Josh Ritter's Bright Passage

Tuesday, June 28, 2011

Songwriter Josh Ritter talks about his first novel, Bright’s Passage, and how he made the transition from writing music to writing a book. The novel tells the story of a journey taken by a father and his infant son, guided by a cantankerous goat and an angel.

Comments [4]

The Takeaway

Finding Fiction from the Grim Realities of War: Patricia McArdle's 'Farishta'

Thursday, June 23, 2011

Over our nearly decade-long war in Afghanistan, we've become accustomed to hearing stories of death and destruction—loss of life has become the price of this war. Former Foreign Service officer Patricia McArdle has written a story of re-birth and a second chance at life, based on her time in Afghanistan. Her new novel, "Farishta," tells the story of Angela Morgan, whose husband died in the bombing of the U.S. embassy in Beirut in 1983. After mourning for 20 years, Angela is sent to an isolated British Army compound in Afghanistan, and it's there that she is reborn.

Comment

Three Dark Tales That Serve Up Twisted Delights

Thursday, June 16, 2011

Dive into the creepy-crawly side of literature with author Goldie Goldbloom's recommendations of chilling and disturbed lit.

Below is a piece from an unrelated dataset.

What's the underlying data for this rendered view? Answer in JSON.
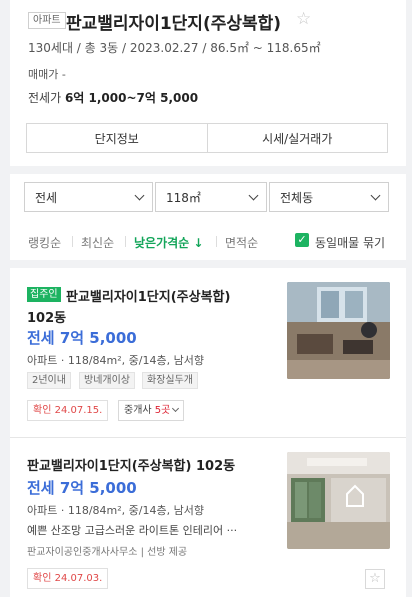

She suggests three gruesomely enchanting books that feature freakish oddities, bizarre love and talking corpses.

Comment

The Takeaway

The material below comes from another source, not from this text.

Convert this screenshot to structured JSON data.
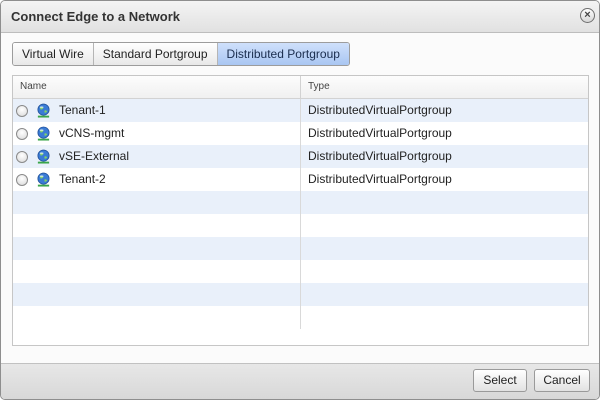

Nigerian Journalists Explore Environmental Destruction in 'Oil on Water'

Wednesday, June 15, 2011

All summer long we’re celebrating the season of relaxing and reading with our book club here at The Takeaway. Some of the novels we'll talk about this summer are escapist in a fantastical way. They’re easy to read and enjoy. Other books are escapist because they are deeply engrossing. They draw us in to a difficult story, making it impossible to look away from the problems the book brings to the surface. Today's book club pick does just that. It’s called "Oil On Water" by Helon Habila. "Oil On Water" tells the story of two journalists who are in pursuit of a scoop in the oil-rich, poverty-stricken Niger Delta.

Comments [1]